I am not really sure whether doing frivolous things with our brains is any less important than doing “important” things with our brains, but I do think that sometimes we can have regrets about time spent. There is no shortage of opportunities for that and it is only us that determines what is a waste of time and what is not.

When we see someone that has lost control over their brain, it makes us consider how we use our own brain all the more.

One thing that happens when one loses control over the use of their brain is that they are no longer in a position to be part of solutions about anything that might come from the use of that brain. This is hugely unfortunate and yet we may do the same thing with belief systems that essentially help us close our brain. If we want to be part of solutions, we must not cling to that which prevents us from exploring, searching, and participating.

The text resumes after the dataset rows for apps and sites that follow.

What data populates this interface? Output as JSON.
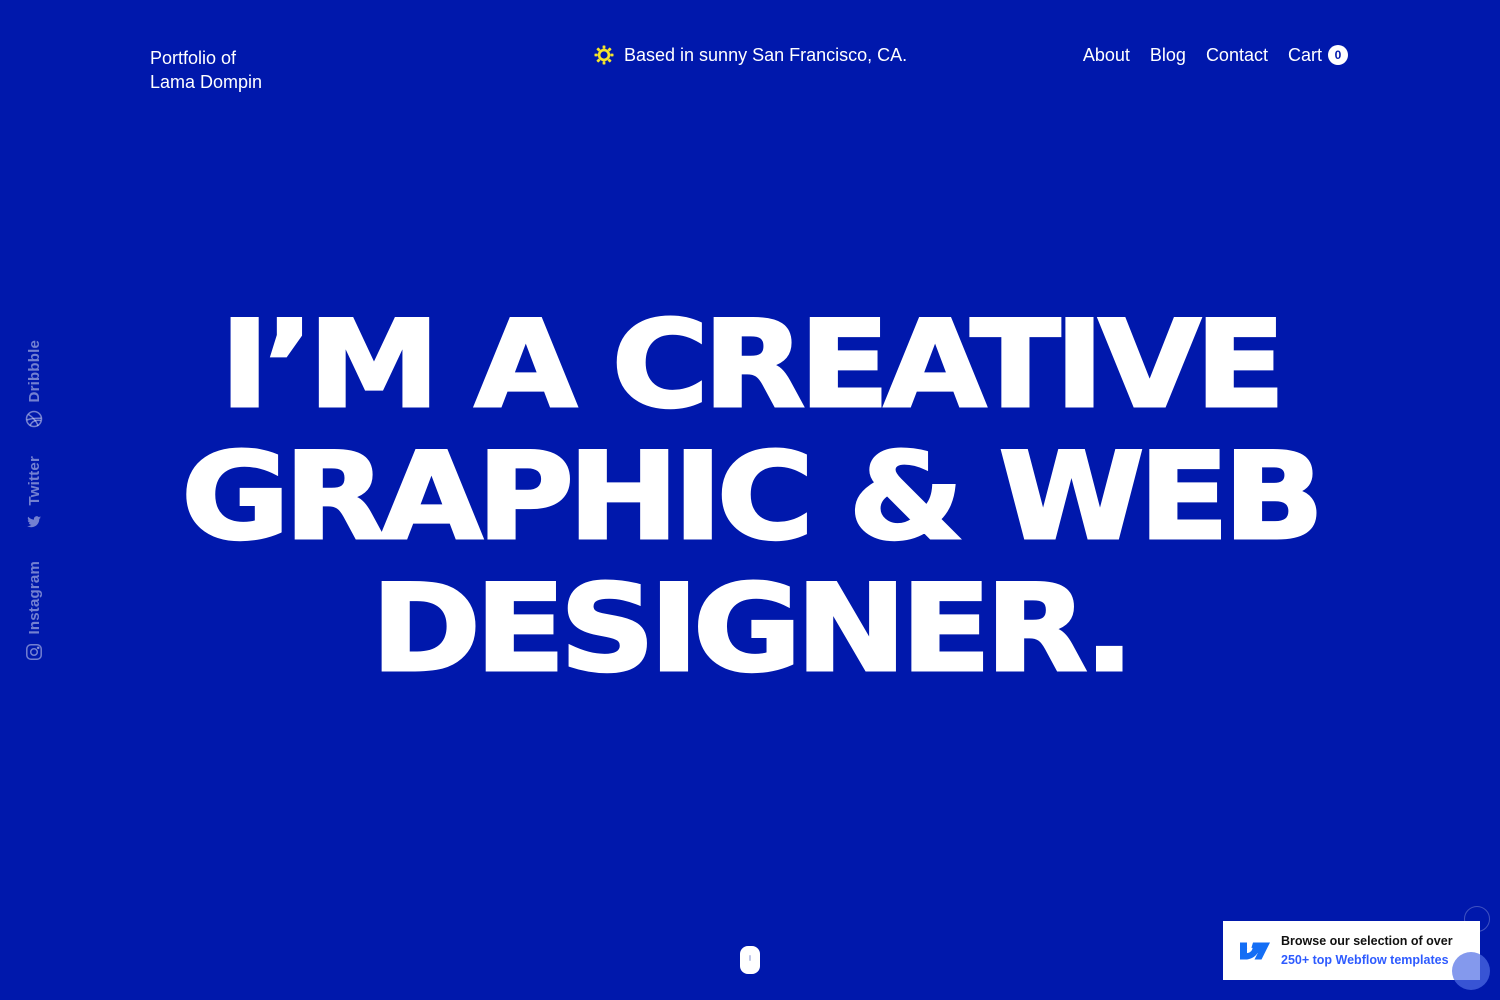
{
  "brand": {
    "line1": "Portfolio of",
    "line2": "Lama Dompin"
  },
  "location": {
    "icon": "sun-icon",
    "text": "Based in sunny San Francisco, CA."
  },
  "nav": {
    "items": [
      "About",
      "Blog",
      "Contact"
    ],
    "cart_label": "Cart",
    "cart_count": "0"
  },
  "social": [
    {
      "label": "Dribbble",
      "icon": "dribbble-icon"
    },
    {
      "label": "Twitter",
      "icon": "twitter-icon"
    },
    {
      "label": "Instagram",
      "icon": "instagram-icon"
    }
  ],
  "hero": {
    "lines": [
      "I’M A CREATIVE",
      "GRAPHIC & WEB",
      "DESIGNER."
    ]
  },
  "banner": {
    "line1": "Browse our selection of over",
    "line2": "250+ top Webflow templates"
  },
  "colors": {
    "background": "#0018AC",
    "text": "#FFFFFF",
    "sun": "#F5E52B",
    "banner_link": "#2E5BFF",
    "webflow_logo": "#146EF5"
  }
}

Videos can make us laugh, cry, get angry etc. They are often emotional sucker punches that appeal to us on levels that do not take much work on our part. We can be easily amused. We can be intellectually lazy.

The brain does not seem to care.

Every once in a while something comes along that not only entertains but informs on levels one could only consider “important.” One of the problems with “important videos” is that they are often long. People will watch 2 minute videos all day long, but to commit to one an hour long takes fortitude. I like to think that you will find this video (regardless your politics or philosophies) rewarding and worth the time spent.

The Moon, the Tides and why Neil DeGrasse Tyson is Colbert’s God

“God is an ever receding pocket of scientific ignorance that is growing smaller and smaller and smaller as time moves on.”
——-Neil DeGrasse Tyson

Charles Buell